[Data records for software interfaces]
■ ■ ■ ■ ■ ■ ■

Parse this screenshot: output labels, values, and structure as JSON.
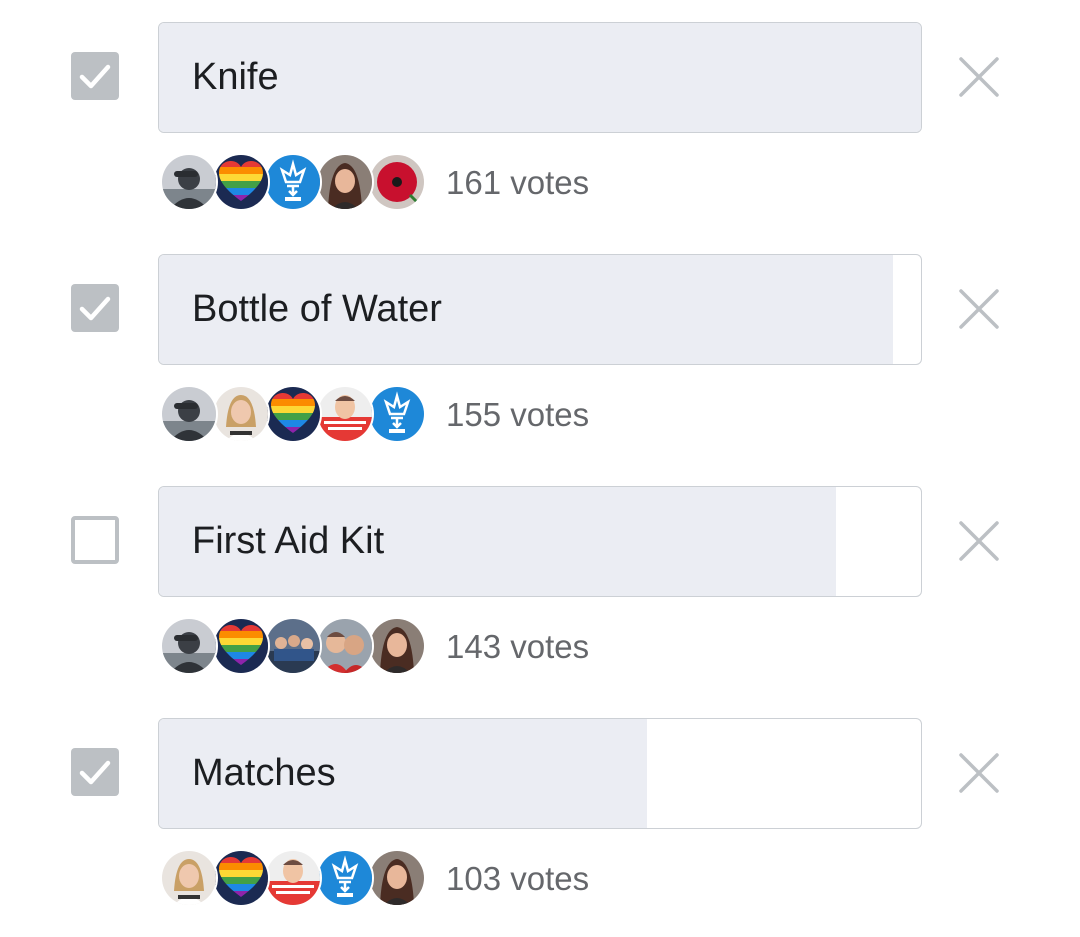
{
  "options": [
    {
      "label": "Knife",
      "checked": true,
      "votes_text": "161 votes",
      "fill_fraction": 1.0,
      "voters": [
        "avatar-person-cap",
        "avatar-rainbow-heart",
        "avatar-scout-badge",
        "avatar-person-brunette",
        "avatar-poppy"
      ]
    },
    {
      "label": "Bottle of Water",
      "checked": true,
      "votes_text": "155 votes",
      "fill_fraction": 0.963,
      "voters": [
        "avatar-person-cap",
        "avatar-person-blonde",
        "avatar-rainbow-heart",
        "avatar-staying-home",
        "avatar-scout-badge"
      ]
    },
    {
      "label": "First Aid Kit",
      "checked": false,
      "votes_text": "143 votes",
      "fill_fraction": 0.888,
      "voters": [
        "avatar-person-cap",
        "avatar-rainbow-heart",
        "avatar-group-photo",
        "avatar-couple-photo",
        "avatar-person-brunette"
      ]
    },
    {
      "label": "Matches",
      "checked": true,
      "votes_text": "103 votes",
      "fill_fraction": 0.64,
      "voters": [
        "avatar-person-blonde",
        "avatar-rainbow-heart",
        "avatar-staying-home",
        "avatar-scout-badge",
        "avatar-person-brunette"
      ]
    }
  ],
  "icons": {
    "checkbox_checked": "check-icon",
    "remove": "close-icon"
  },
  "colors": {
    "fill": "#ebedf3",
    "checkbox": "#bcc0c4",
    "label_text": "#1c1e21",
    "meta_text": "#65676b",
    "close_icon": "#bcc0c4"
  }
}
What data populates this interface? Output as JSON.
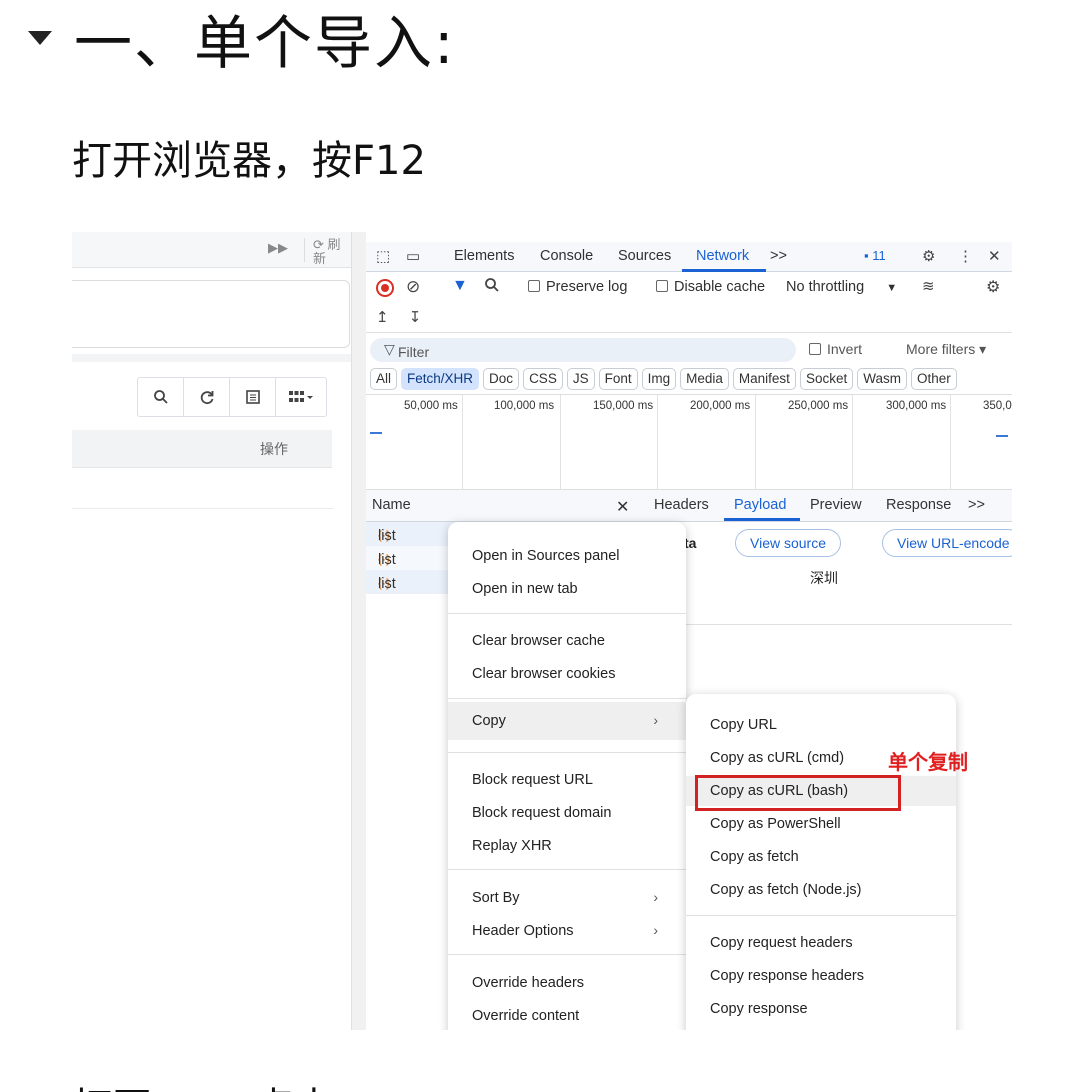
{
  "heading": "一、单个导入:",
  "paragraph": "打开浏览器，按F12",
  "bottom_text": "打开 ...... 点击",
  "left_page": {
    "refresh_label": "⟳ 刷新",
    "forward_icon": "▶▶",
    "toolbar_icons": [
      "search-icon",
      "refresh-icon",
      "list-icon",
      "grid-icon"
    ],
    "op_header": "操作"
  },
  "devtools": {
    "tabs": [
      "Elements",
      "Console",
      "Sources",
      "Network"
    ],
    "active_tab": "Network",
    "more_tabs": ">>",
    "issues_badge": "11",
    "toolbar": {
      "preserve_log": "Preserve log",
      "disable_cache": "Disable cache",
      "throttling": "No throttling"
    },
    "filter_placeholder": "Filter",
    "invert": "Invert",
    "more_filters": "More filters ▾",
    "type_filters": [
      "All",
      "Fetch/XHR",
      "Doc",
      "CSS",
      "JS",
      "Font",
      "Img",
      "Media",
      "Manifest",
      "Socket",
      "Wasm",
      "Other"
    ],
    "active_type": "Fetch/XHR",
    "timeline_labels": [
      "50,000 ms",
      "100,000 ms",
      "150,000 ms",
      "200,000 ms",
      "250,000 ms",
      "300,000 ms",
      "350,0"
    ],
    "name_header": "Name",
    "detail_tabs": [
      "Headers",
      "Payload",
      "Preview",
      "Response",
      ">>"
    ],
    "active_detail_tab": "Payload",
    "requests": [
      "list",
      "list",
      "list"
    ],
    "payload": {
      "ta": "ta",
      "view_source": "View source",
      "view_url_encoded": "View URL-encode",
      "city": "深圳"
    }
  },
  "context_menu": {
    "items": [
      {
        "label": "Open in Sources panel"
      },
      {
        "label": "Open in new tab"
      },
      {
        "label": "Clear browser cache"
      },
      {
        "label": "Clear browser cookies"
      },
      {
        "label": "Copy",
        "submenu": true
      },
      {
        "label": "Block request URL"
      },
      {
        "label": "Block request domain"
      },
      {
        "label": "Replay XHR"
      },
      {
        "label": "Sort By",
        "submenu": true
      },
      {
        "label": "Header Options",
        "submenu": true
      },
      {
        "label": "Override headers"
      },
      {
        "label": "Override content"
      }
    ]
  },
  "copy_submenu": {
    "items": [
      "Copy URL",
      "Copy as cURL (cmd)",
      "Copy as cURL (bash)",
      "Copy as PowerShell",
      "Copy as fetch",
      "Copy as fetch (Node.js)",
      "Copy request headers",
      "Copy response headers",
      "Copy response"
    ],
    "highlighted": "Copy as cURL (bash)"
  },
  "annotation": "单个复制",
  "colors": {
    "accent": "#1a62d3",
    "annotation_red": "#e02020",
    "record_red": "#d93025"
  }
}
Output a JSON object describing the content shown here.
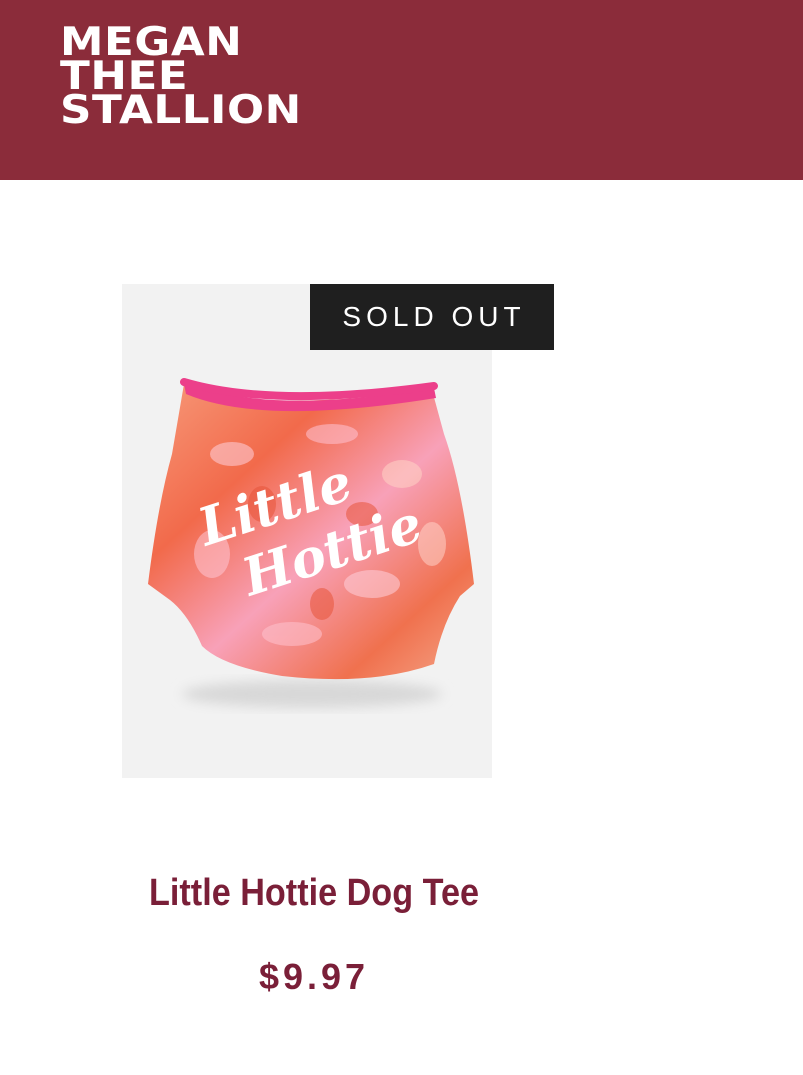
{
  "brand": {
    "line1": "MEGAN",
    "line2": "THEE",
    "line3": "STALLION",
    "header_color": "#8b2c3a"
  },
  "product": {
    "badge": "SOLD OUT",
    "image_text_line1": "Little",
    "image_text_line2": "Hottie",
    "title": "Little Hottie Dog Tee",
    "price": "$9.97",
    "accent_color": "#7a1f38"
  }
}
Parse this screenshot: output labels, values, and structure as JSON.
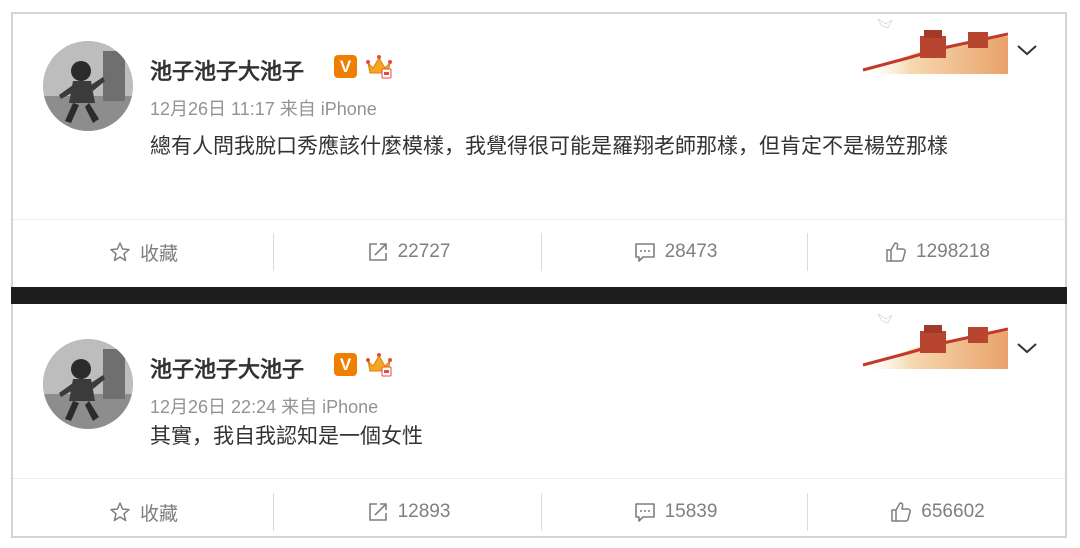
{
  "posts": [
    {
      "username": "池子池子大池子",
      "verified_badge": "V",
      "meta": "12月26日 11:17 来自 iPhone",
      "content": "總有人問我脫口秀應該什麼模樣，我覺得很可能是羅翔老師那樣，但肯定不是楊笠那樣",
      "actions": {
        "favorite": "收藏",
        "repost_count": "22727",
        "comment_count": "28473",
        "like_count": "1298218"
      }
    },
    {
      "username": "池子池子大池子",
      "verified_badge": "V",
      "meta": "12月26日 22:24 来自 iPhone",
      "content": "其實，我自我認知是一個女性",
      "actions": {
        "favorite": "收藏",
        "repost_count": "12893",
        "comment_count": "15839",
        "like_count": "656602"
      }
    }
  ],
  "icons": {
    "favorite": "star-outline-icon",
    "repost": "share-arrow-icon",
    "comment": "comment-bubble-icon",
    "like": "thumbs-up-icon",
    "menu": "chevron-down-icon"
  },
  "colors": {
    "verified_badge": "#f07f00",
    "separator": "#1d1d1d",
    "meta_text": "#939393",
    "action_text": "#7f7f7f"
  }
}
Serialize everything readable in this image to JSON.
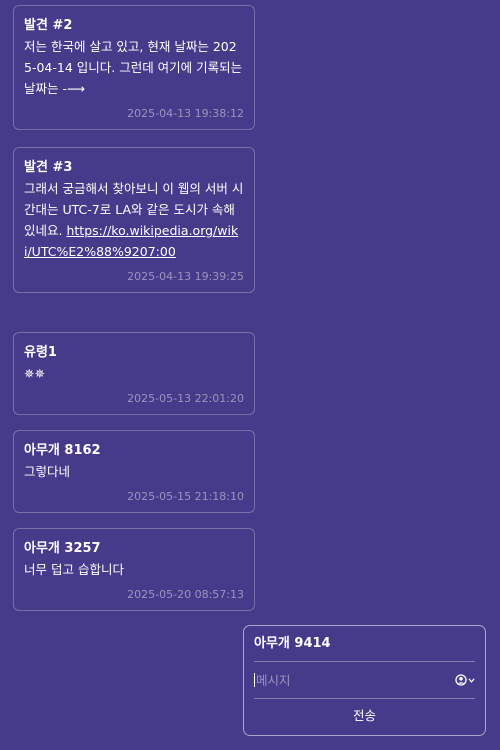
{
  "messages": [
    {
      "author": "발견 #2",
      "text": "저는 한국에 살고 있고, 현재 날짜는 2025-04-14 입니다. 그런데 여기에 기록되는 날짜는 -⟶",
      "link": "",
      "time": "2025-04-13 19:38:12"
    },
    {
      "author": "발견 #3",
      "text": "그래서 궁금해서 찾아보니 이 웹의 서버 시간대는 UTC-7로 LA와 같은 도시가 속해있네요.",
      "link": "https://ko.wikipedia.org/wiki/UTC%E2%88%9207:00",
      "time": "2025-04-13 19:39:25"
    },
    {
      "author": "유령1",
      "text": "✵✵",
      "link": "",
      "time": "2025-05-13 22:01:20"
    },
    {
      "author": "아무개 8162",
      "text": "그렇다네",
      "link": "",
      "time": "2025-05-15 21:18:10"
    },
    {
      "author": "아무개 3257",
      "text": "너무 덥고 습합니다",
      "link": "",
      "time": "2025-05-20 08:57:13"
    }
  ],
  "composer": {
    "name": "아무개 9414",
    "placeholder": "메시지",
    "emoji_icon": "emoji-icon",
    "send_label": "전송"
  }
}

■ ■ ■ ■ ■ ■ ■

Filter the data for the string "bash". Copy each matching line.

      "Copy as cURL (bash)",
    "highlighted": "Copy as cURL (bash)"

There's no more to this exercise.